Critchley, Julian Hughes-Young, Michael Prior, J. M. L.
Cunningham, Knox Hulbert, Sir Norman Prior-Palmer, Brig. Sir Otho
Curran, Charles Iremonger, T. L. Profumo, Rt. Hon. John
d'Avigdor-Goldsmid, Sir Henry Irvine, Bryant Godman (Rye) Proudfoot, Wilfred
Deedes, W. F. James, David Redmayne, Rt. Hon. Martin
Drayson, G. B. Jenkins, Robert (Dulwich) Renton, David
Eden, John Johnson, Dr. Donald (Carlisle) Ridley, Hon. Nicholas
Elliot, Capt. Walter (Carshalton) Johnson, Eric (Blackley) Roberts, Sir Peter (Heeley)
Elliott, R. W. (Nwcastle-upon-Tyne, N.) Johnson Smith, Geoffrey Rodgers, John (Sevenoaks)
Emmet, Hon. Mrs. Evelyn Kerans, Cdr. J. S. Roots, William
Royle, Anthony (Richmond, Surrey) Summers, Sir Spencer (Aylesbury) Walker, Peter
Russell, Ronald Taylor, Sir Charles (Eastbourne) Walker-Smith, Rt. Hon. Sir Derek
St. Clair, M. Temple, John M. Ward, Dame Irene
Scott-Hopkins, James Thatcher, Mrs. Margaret Wells, John (Maidstone)

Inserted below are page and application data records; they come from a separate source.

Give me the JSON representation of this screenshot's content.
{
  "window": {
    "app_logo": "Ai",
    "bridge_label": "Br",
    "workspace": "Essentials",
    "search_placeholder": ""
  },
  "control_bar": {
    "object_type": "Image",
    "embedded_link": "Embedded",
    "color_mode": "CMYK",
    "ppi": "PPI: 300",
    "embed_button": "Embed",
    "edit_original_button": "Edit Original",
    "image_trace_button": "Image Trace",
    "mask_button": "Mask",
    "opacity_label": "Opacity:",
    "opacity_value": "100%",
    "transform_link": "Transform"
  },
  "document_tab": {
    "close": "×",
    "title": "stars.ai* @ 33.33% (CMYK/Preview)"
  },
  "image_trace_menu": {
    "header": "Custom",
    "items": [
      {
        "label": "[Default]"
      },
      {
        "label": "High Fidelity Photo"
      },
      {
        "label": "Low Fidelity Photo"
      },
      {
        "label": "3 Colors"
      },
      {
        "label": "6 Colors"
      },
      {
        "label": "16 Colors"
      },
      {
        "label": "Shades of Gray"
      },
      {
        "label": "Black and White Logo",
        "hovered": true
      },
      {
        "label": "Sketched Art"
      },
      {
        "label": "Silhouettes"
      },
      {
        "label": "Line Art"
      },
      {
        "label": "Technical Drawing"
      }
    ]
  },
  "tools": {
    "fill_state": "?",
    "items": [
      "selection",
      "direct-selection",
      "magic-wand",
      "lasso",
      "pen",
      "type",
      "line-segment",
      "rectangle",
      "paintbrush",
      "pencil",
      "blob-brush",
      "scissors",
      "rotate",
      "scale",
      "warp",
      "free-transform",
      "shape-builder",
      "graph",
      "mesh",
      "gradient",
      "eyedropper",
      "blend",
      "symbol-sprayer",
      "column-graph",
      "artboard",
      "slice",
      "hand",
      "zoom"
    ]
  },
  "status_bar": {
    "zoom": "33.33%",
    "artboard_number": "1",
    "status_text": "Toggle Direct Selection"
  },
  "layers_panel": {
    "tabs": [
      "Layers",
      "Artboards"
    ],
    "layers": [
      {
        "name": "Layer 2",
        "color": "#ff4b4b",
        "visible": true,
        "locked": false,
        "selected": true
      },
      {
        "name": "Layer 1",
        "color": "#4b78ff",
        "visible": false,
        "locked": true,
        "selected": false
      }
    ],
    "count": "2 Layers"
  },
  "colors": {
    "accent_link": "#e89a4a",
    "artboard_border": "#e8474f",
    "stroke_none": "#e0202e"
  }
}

Shaw, M. Thompson, Kenneth (Walton) Williams, Dudley (Exeter)
Simon, Rt. Hon. Sir Jocelyn Thornton-Kemsley, Sir Colin Wilson, Geoffrey (Truro)
Skeet, T. H. H. Turner, Colin Wise, A. R.

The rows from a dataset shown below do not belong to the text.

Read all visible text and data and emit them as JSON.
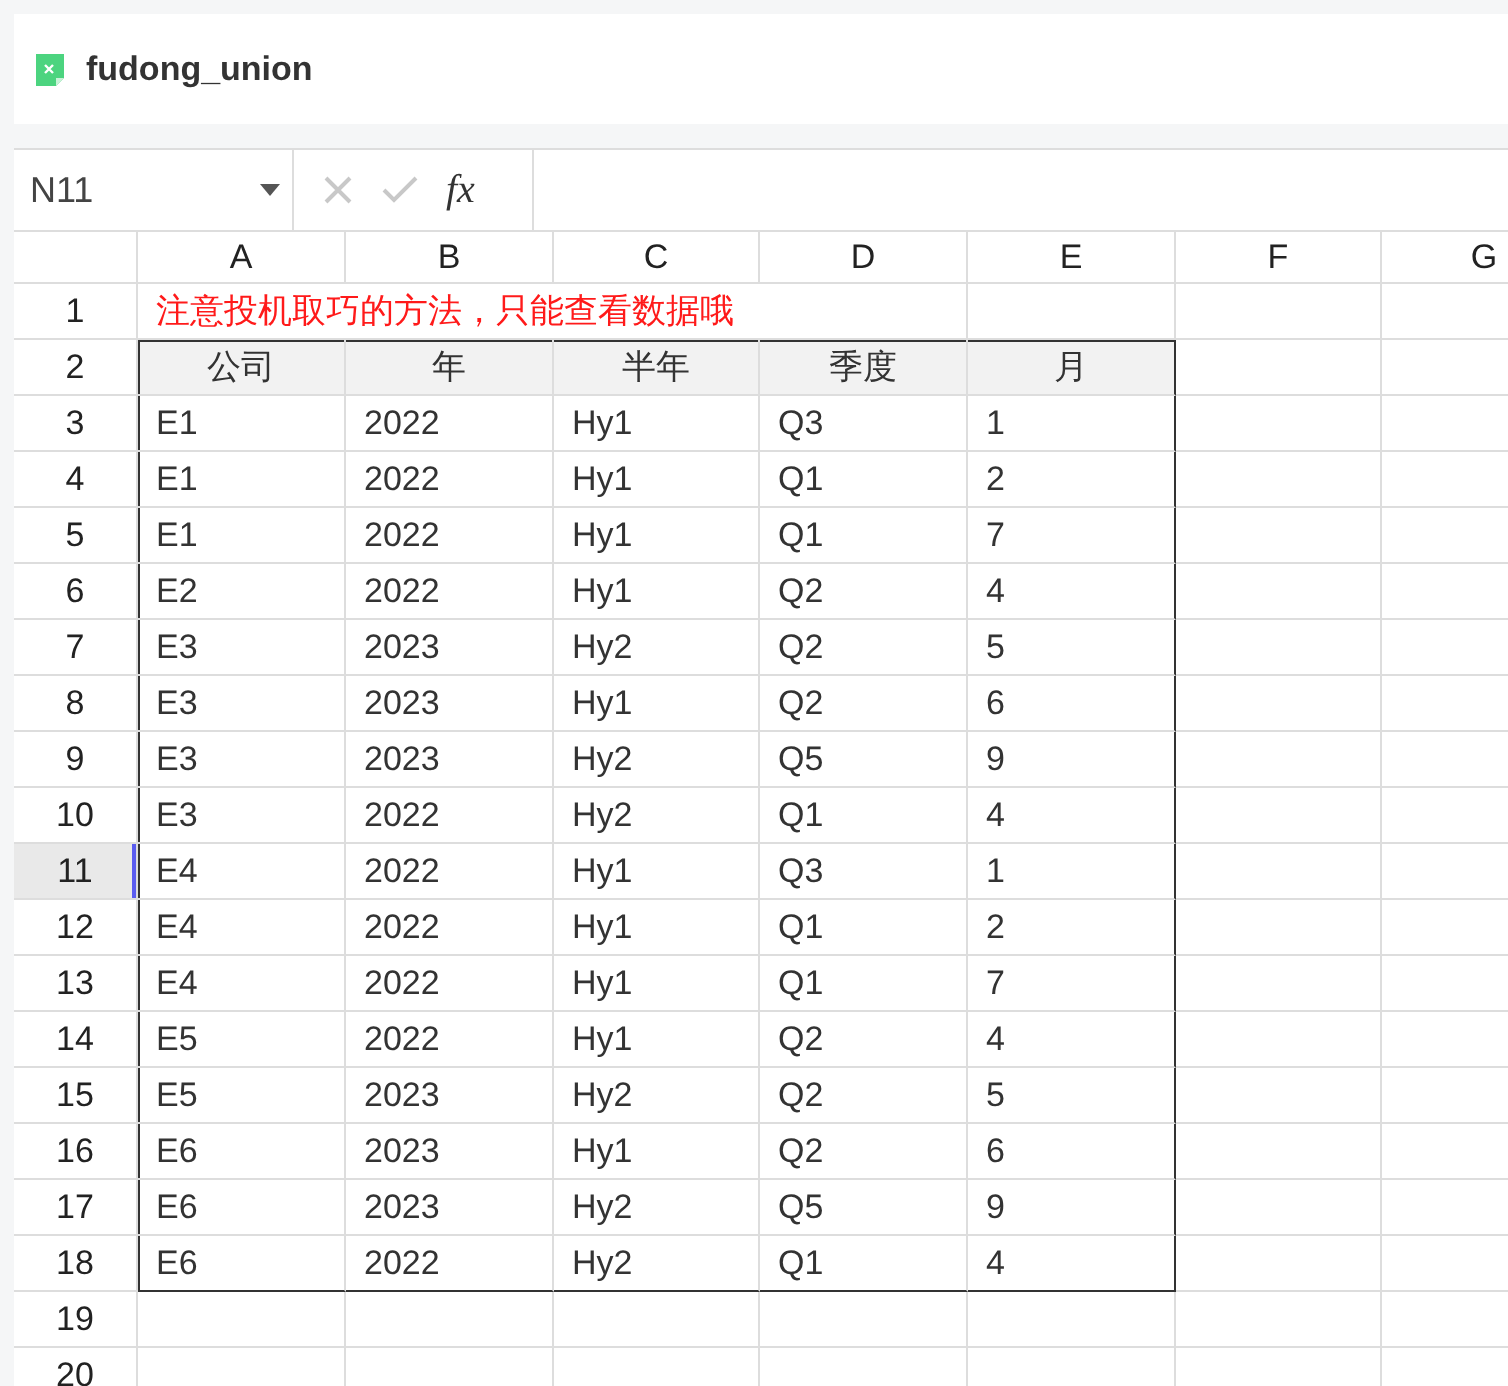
{
  "window": {
    "title": "fudong_union"
  },
  "formula_bar": {
    "name_box": "N11",
    "function_label": "fx"
  },
  "columns": [
    {
      "label": "A",
      "selected": false
    },
    {
      "label": "B",
      "selected": false
    },
    {
      "label": "C",
      "selected": false
    },
    {
      "label": "D",
      "selected": false
    },
    {
      "label": "E",
      "selected": false
    },
    {
      "label": "F",
      "selected": false
    },
    {
      "label": "G",
      "selected": false
    }
  ],
  "rows": [
    {
      "label": "1",
      "selected": false,
      "kind": "note",
      "cells": [
        "注意投机取巧的方法，只能查看数据哦"
      ]
    },
    {
      "label": "2",
      "selected": false,
      "kind": "header",
      "cells": [
        "公司",
        "年",
        "半年",
        "季度",
        "月"
      ]
    },
    {
      "label": "3",
      "selected": false,
      "kind": "data",
      "cells": [
        "E1",
        "2022",
        "Hy1",
        "Q3",
        "1"
      ]
    },
    {
      "label": "4",
      "selected": false,
      "kind": "data",
      "cells": [
        "E1",
        "2022",
        "Hy1",
        "Q1",
        "2"
      ]
    },
    {
      "label": "5",
      "selected": false,
      "kind": "data",
      "cells": [
        "E1",
        "2022",
        "Hy1",
        "Q1",
        "7"
      ]
    },
    {
      "label": "6",
      "selected": false,
      "kind": "data",
      "cells": [
        "E2",
        "2022",
        "Hy1",
        "Q2",
        "4"
      ]
    },
    {
      "label": "7",
      "selected": false,
      "kind": "data",
      "cells": [
        "E3",
        "2023",
        "Hy2",
        "Q2",
        "5"
      ]
    },
    {
      "label": "8",
      "selected": false,
      "kind": "data",
      "cells": [
        "E3",
        "2023",
        "Hy1",
        "Q2",
        "6"
      ]
    },
    {
      "label": "9",
      "selected": false,
      "kind": "data",
      "cells": [
        "E3",
        "2023",
        "Hy2",
        "Q5",
        "9"
      ]
    },
    {
      "label": "10",
      "selected": false,
      "kind": "data",
      "cells": [
        "E3",
        "2022",
        "Hy2",
        "Q1",
        "4"
      ]
    },
    {
      "label": "11",
      "selected": true,
      "kind": "data",
      "cells": [
        "E4",
        "2022",
        "Hy1",
        "Q3",
        "1"
      ]
    },
    {
      "label": "12",
      "selected": false,
      "kind": "data",
      "cells": [
        "E4",
        "2022",
        "Hy1",
        "Q1",
        "2"
      ]
    },
    {
      "label": "13",
      "selected": false,
      "kind": "data",
      "cells": [
        "E4",
        "2022",
        "Hy1",
        "Q1",
        "7"
      ]
    },
    {
      "label": "14",
      "selected": false,
      "kind": "data",
      "cells": [
        "E5",
        "2022",
        "Hy1",
        "Q2",
        "4"
      ]
    },
    {
      "label": "15",
      "selected": false,
      "kind": "data",
      "cells": [
        "E5",
        "2023",
        "Hy2",
        "Q2",
        "5"
      ]
    },
    {
      "label": "16",
      "selected": false,
      "kind": "data",
      "cells": [
        "E6",
        "2023",
        "Hy1",
        "Q2",
        "6"
      ]
    },
    {
      "label": "17",
      "selected": false,
      "kind": "data",
      "cells": [
        "E6",
        "2023",
        "Hy2",
        "Q5",
        "9"
      ]
    },
    {
      "label": "18",
      "selected": false,
      "kind": "data",
      "cells": [
        "E6",
        "2022",
        "Hy2",
        "Q1",
        "4"
      ]
    },
    {
      "label": "19",
      "selected": false,
      "kind": "empty",
      "cells": []
    },
    {
      "label": "20",
      "selected": false,
      "kind": "empty",
      "cells": []
    }
  ]
}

Smith, Dudley (Br'ntf'd & Chiswick) Turton, Rt. Hon. R. H. Woollam, John
Smithers, Peter van Straubenzee, W. R. Worsley, Marcus
Spearman, Sir Alexander Vickers, Miss Joan

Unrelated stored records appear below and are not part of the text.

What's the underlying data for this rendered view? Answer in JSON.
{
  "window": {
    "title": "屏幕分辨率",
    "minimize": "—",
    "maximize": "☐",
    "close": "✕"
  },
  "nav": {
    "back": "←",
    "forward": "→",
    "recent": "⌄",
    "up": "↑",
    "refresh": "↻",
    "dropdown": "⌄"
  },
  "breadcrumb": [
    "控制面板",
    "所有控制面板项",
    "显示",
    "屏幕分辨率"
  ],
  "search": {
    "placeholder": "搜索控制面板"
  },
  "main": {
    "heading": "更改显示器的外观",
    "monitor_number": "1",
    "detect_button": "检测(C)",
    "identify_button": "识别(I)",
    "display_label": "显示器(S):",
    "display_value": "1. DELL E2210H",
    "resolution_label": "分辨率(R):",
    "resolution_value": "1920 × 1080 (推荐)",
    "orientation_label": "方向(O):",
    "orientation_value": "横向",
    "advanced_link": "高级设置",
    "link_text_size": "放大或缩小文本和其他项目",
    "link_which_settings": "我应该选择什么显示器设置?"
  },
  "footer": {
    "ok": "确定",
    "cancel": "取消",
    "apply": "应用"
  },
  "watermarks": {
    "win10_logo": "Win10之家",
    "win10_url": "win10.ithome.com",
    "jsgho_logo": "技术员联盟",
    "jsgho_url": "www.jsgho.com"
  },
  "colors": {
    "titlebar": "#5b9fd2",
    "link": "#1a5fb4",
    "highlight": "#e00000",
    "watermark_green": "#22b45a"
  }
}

Stoddart-Scott, Col. Sir Malcolm Wakefield, Edward (Derbyshire, W.) TELLERS FOR THE AYES
Studholme, Sir Henry Walder, David Mr. Whitelaw and
Mr. Gordon Campbell.
Albu, Austen Holt, Arthur Prentice, R. E.
Allen, Scholefield (Crewe) Houghton, Douglas Randall, Harry
Bowden, Herbert W. (Leics, S.W.) Hughes, Emrys (S. Ayrshire) Rankin, John
Brockway, A. Former Hughes, Hector (Aberdeen, N.) Reynolds, G. W.
Brown, Rt. Hon. George (Belper) Hunter, A. E. Roberts, Albert (Normanton)
Buller, Herbert (Hackney, C.) Hynd, H. (Accrington) Robertson, John (Paisley)
Butler, Mrs. Joyce (Wood Green) Hynd, John (Attercliffe) Rogers, G. H. R. (Kensington, N.)
Cliffe, Michael Irving, Sydney (Dartford) Silverman, Sydney (Nelson)
Grossman, R. H. S. Janner, Sir Barnett Skeffington, Arthur
Darling, George Jones, Elwyn (West Ham, S.) Small, William
Davies, Harold (Leek) Kenyon, Clifford Smith, Ellis (Stoke, S.)
Dodds, Norman Key, Rt. Hon. C. W. Sorensen, R. W.
Driberg, Tom King, Dr. Horace Soskice, Rt. Hon. Sir Frank
Edelman, Maurice Lawson, George Steele, Thomas
Edwards, Robert (Bilston) Lee, Frederick (Newton) Stross, Dr. Barnett (Stoke-on-Trent, C.)
Evans, Albert Lee, Miss Jennie (Cannock) Taylor, John (West Lothian)
Fletcher, Eric Lewis, Arthur (West Ham, N.) Thomas, George (Cardiff, W.)
Foot, Michael (Ebbw Vale) Lipton, Marcus Thomson, G. M. (Dundee, E.)
Fraser, Thomas (Hamilton) Mabon, Dr. J. Dickson Thorpe, Jeremy
Gaitskell, Rt. Hon. Hugh McCann, John Ungoed-Thomas, Sir Lynn
George, Lady Megan Lloyd (Crmrthn) Mackie, John (Enfield, East) Warbey, William
Ginsburg, David Mallalieu, E. L. (Brigg) Wells, William (Walsall, N.)
Gordon walker, Rt. Hon. P. C. Marsh, Richard Whitlock, William
Gourlay, Harry Mayhew, Christopher Willey, Frederick
Grimond, Rt. Hon. J. Mendelson, J. J. Williams, W. R. (Openshaw)
Hale, Leslie (Oldham, W.) Millan, Bruce Wilson, Rt. Hon. Harold (Huyton)
Hall, Rt. Hn. Glenvil (Colne Valley) Mitchison, G. R. Wyatt, Woodrow
Hamilton, William (West Fife) Oliver, G. H. Zilliacus, K.
Hannan, William Oram, A. E.
Hayman, F. H. Owen, Will TELLERS FOR THE NOES:
Herbison, Miss Margaret Pannell, Charles (Leeds, W.) Dr. Broughton and
Holman, Percy Peart, Frederick Mr. Ifor Davies.

Resolved. That this House, at its rising Tomorrow, do adjourn till Tuesday, 23rd January.